It was the one thing he had not thought of when he made his request. His chest felt suddenly hollow. "Y-you?" he asked forlornly.

"No," Keane said softly. "Not me, not even if you stayed on the sixth level. I'm sorry, but I've been planning to move west for many months now, so that my wife could live closer to her family. We wanted to move last autumn, but . . . well . . ."

He understood then. His guard had remained here for his prisoner's sake – had remained because Keane wanted to witness the outcome of a different battle.

"F-fine." He tapped his heart. "F-fine. F-forever. Th-thanks." He reached out and took Keane's hand.

Keane squeezed his hand, then rolled his eyes as another bellow emerged from the cell nearby. This time the bellow of pain came from Sedgewick.

"Gods alive and dead, I'm glad that you enjoy overhearing that, because it would drive me mad," Keane said as they both rose to their feet. "Do you know who it was that finally convinced Mercy's Keeper to lift the rule of absolute silence from the prisoners? Sedgewick."

"S— S— S—" He stared, unable to voice the name.

"I think Sedgewick has met his match." Keane began to smile again. "He told our Keeper that he knew ten times ten ways to disable a prisoner, but under no circumstances could he think of a way to shut the mouth of that new prisoner." He grinned and touched the brim of his cap in farewell. "I'll go see about a transfer to the second level for you. Don't worry – I'll visit you again before I leave this prison."

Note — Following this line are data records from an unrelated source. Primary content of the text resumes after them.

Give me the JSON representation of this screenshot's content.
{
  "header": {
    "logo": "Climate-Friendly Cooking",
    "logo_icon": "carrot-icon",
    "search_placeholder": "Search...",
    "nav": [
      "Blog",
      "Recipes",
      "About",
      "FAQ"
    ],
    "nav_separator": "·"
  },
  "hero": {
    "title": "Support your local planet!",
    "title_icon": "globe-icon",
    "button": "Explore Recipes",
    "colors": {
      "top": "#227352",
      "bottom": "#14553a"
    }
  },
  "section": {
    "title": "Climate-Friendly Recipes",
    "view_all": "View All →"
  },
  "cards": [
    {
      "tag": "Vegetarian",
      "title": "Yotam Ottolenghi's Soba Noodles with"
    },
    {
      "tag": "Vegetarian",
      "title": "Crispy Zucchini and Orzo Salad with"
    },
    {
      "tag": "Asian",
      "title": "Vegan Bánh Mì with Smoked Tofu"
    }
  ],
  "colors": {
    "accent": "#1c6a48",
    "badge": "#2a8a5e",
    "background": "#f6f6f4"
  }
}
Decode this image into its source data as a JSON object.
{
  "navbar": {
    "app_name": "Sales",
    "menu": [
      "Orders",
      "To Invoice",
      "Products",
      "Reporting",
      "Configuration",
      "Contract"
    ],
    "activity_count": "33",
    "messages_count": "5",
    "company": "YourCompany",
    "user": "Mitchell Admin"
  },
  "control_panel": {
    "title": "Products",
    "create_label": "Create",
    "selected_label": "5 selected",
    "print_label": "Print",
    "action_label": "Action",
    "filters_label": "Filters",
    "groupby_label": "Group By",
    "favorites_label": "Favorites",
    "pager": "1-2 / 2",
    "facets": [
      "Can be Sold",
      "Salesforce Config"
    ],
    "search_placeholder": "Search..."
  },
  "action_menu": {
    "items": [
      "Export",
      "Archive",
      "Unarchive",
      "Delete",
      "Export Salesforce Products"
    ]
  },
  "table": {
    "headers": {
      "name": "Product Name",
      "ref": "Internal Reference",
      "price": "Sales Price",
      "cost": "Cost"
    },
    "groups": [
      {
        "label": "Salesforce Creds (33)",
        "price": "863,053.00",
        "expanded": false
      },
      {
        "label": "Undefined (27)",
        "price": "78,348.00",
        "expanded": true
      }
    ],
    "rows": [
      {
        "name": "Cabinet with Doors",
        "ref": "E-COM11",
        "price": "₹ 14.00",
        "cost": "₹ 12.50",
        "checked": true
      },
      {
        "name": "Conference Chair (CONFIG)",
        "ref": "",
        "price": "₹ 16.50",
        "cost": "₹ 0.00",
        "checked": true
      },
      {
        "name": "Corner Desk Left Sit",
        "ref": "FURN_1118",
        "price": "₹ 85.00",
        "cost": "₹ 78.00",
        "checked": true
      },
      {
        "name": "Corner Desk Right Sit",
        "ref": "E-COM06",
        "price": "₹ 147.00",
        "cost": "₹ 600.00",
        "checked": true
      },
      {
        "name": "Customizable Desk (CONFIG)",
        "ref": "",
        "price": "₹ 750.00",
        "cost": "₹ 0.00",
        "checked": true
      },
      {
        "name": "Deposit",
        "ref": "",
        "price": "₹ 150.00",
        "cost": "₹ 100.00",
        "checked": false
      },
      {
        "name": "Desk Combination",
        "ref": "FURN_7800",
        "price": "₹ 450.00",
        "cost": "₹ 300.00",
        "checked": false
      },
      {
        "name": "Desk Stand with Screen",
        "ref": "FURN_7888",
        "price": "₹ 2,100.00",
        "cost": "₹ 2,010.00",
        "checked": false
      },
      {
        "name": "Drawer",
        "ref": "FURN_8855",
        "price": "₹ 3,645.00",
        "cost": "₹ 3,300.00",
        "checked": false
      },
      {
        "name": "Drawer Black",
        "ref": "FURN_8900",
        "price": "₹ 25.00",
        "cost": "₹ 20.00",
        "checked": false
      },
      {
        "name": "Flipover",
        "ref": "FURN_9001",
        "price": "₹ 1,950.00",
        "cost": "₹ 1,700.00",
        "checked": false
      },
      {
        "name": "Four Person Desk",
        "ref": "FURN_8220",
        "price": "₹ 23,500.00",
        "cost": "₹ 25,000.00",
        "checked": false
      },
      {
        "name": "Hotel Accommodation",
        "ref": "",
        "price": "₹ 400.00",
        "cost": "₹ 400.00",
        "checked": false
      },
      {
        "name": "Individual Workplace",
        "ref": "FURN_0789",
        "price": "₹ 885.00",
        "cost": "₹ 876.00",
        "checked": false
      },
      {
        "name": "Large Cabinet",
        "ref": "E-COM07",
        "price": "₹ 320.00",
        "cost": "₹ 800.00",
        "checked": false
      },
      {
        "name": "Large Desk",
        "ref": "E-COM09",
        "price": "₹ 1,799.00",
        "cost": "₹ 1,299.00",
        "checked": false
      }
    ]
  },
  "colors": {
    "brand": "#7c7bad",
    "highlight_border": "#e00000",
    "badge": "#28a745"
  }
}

Then his guard departed, and he was left with the same touch of that something he had felt before, something that was not quite ready to happen.

o—o—o

"Harrow."

He was proud of himself. He had spoken without stuttering. He had spoken his own name, for the first time in twenty years.

And he had spoken to a man who was now widely considered the most vicious prisoner in Mercy Life Prison.

The new man glanced at him, then looked away. He was nearly half of Harrow's age; unlike Harrow, he was shackled at his wrists and ankles. Sedgewick, standing nearby as the final arrangements were made for the prisoners' transfer to the second level, had both his dagger and his whip in hand.

The new man finally replied, "Merrick."

He struggled to think of what to say next. Keane – hovering protectively nearby on this, his final day of work at Mercy Prison – smiled at Harrow, then gave Merrick an uneasy glance.

Finally, with a great deal of effort, Harrow said to Merrick, "New?"

This time, Merrick did not even bother to look his way. His only reply was, "You chatter a lot."

He was taken aback. He was tempted to step back into his cell, to retreat to safety. Then, unexpectedly, the sweet irony of the reply enfolded him, like a warm cloak. And it was only then that the thing which had touched him before fully emerged.

"Yes," he whispered as he began to smile. "I suppose I do."